# [WHAT YOU ARE ASKED TO DO]
If a line of the records holds the word "site", copy it out.
Start of Block
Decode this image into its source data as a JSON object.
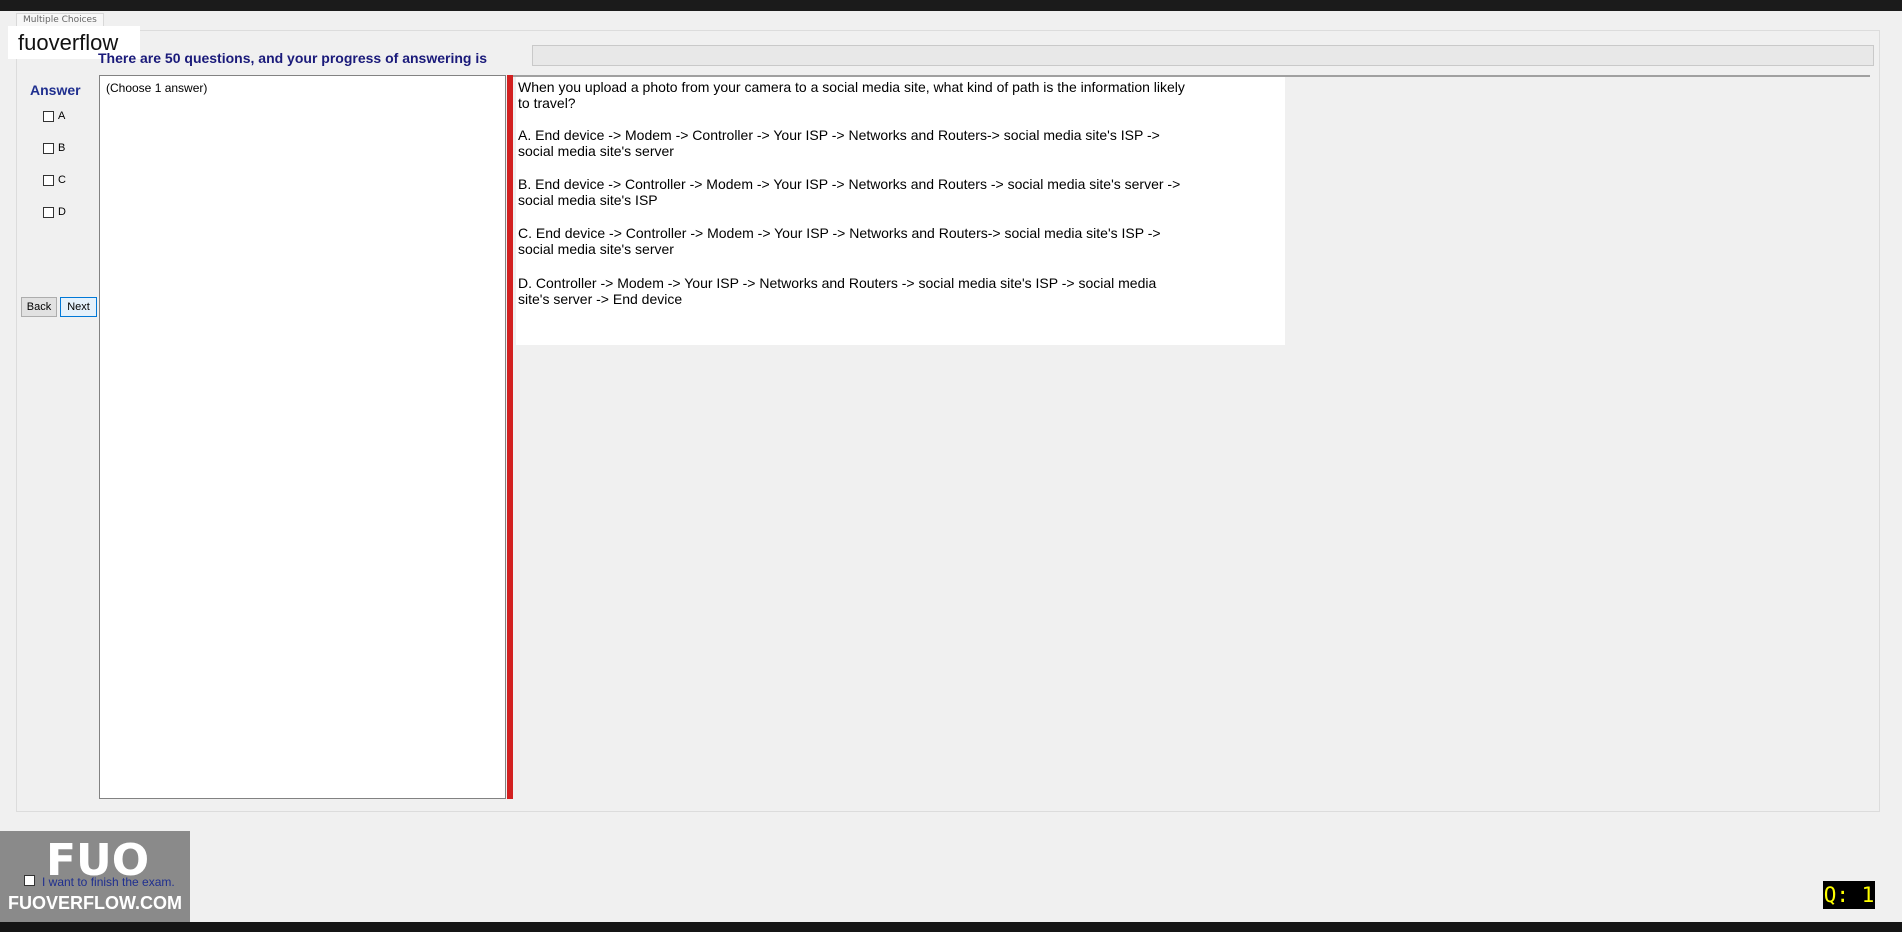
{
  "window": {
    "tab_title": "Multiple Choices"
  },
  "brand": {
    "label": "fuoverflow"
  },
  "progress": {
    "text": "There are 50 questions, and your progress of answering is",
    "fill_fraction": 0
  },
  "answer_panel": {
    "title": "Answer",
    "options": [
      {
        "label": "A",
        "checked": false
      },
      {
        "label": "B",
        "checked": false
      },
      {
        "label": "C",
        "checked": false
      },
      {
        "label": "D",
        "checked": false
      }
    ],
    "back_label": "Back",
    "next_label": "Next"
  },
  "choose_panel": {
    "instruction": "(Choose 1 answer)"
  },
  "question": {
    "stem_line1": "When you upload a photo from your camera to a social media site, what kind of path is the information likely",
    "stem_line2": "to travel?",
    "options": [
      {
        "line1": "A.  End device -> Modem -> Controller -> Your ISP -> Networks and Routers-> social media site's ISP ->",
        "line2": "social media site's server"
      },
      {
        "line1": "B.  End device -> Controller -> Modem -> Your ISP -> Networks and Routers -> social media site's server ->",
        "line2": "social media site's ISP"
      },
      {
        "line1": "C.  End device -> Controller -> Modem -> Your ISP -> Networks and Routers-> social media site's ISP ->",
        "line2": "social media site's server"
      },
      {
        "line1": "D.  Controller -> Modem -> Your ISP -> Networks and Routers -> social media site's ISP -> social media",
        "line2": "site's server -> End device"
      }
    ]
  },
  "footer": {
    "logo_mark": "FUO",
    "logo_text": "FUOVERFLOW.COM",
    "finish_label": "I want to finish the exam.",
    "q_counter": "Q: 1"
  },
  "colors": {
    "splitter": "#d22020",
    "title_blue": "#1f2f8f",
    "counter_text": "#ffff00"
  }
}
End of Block
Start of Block
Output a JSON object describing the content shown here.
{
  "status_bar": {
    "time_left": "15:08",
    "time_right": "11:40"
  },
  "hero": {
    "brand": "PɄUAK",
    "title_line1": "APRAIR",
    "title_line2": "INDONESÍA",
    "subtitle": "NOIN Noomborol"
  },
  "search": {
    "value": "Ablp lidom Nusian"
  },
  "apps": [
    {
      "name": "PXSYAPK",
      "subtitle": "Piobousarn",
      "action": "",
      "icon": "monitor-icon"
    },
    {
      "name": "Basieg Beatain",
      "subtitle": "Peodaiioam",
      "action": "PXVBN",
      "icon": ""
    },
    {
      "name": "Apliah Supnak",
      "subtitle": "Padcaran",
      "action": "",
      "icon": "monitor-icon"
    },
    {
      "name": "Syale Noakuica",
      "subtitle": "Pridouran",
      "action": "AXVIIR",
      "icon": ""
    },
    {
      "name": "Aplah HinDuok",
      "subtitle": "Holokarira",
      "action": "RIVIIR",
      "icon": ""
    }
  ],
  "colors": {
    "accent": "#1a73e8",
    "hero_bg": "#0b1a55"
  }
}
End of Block
# [WORKED SOLUTION]
    "stem_line1": "When you upload a photo from your camera to a social media site, what kind of path is the information likely",
        "line1": "A.  End device -> Modem -> Controller -> Your ISP -> Networks and Routers-> social media site's ISP ->",
        "line2": "social media site's server"
        "line1": "B.  End device -> Controller -> Modem -> Your ISP -> Networks and Routers -> social media site's server ->",
        "line2": "social media site's ISP"
        "line1": "C.  End device -> Controller -> Modem -> Your ISP -> Networks and Routers-> social media site's ISP ->",
        "line2": "social media site's server"
        "line1": "D.  Controller -> Modem -> Your ISP -> Networks and Routers -> social media site's ISP -> social media",
        "line2": "site's server -> End device"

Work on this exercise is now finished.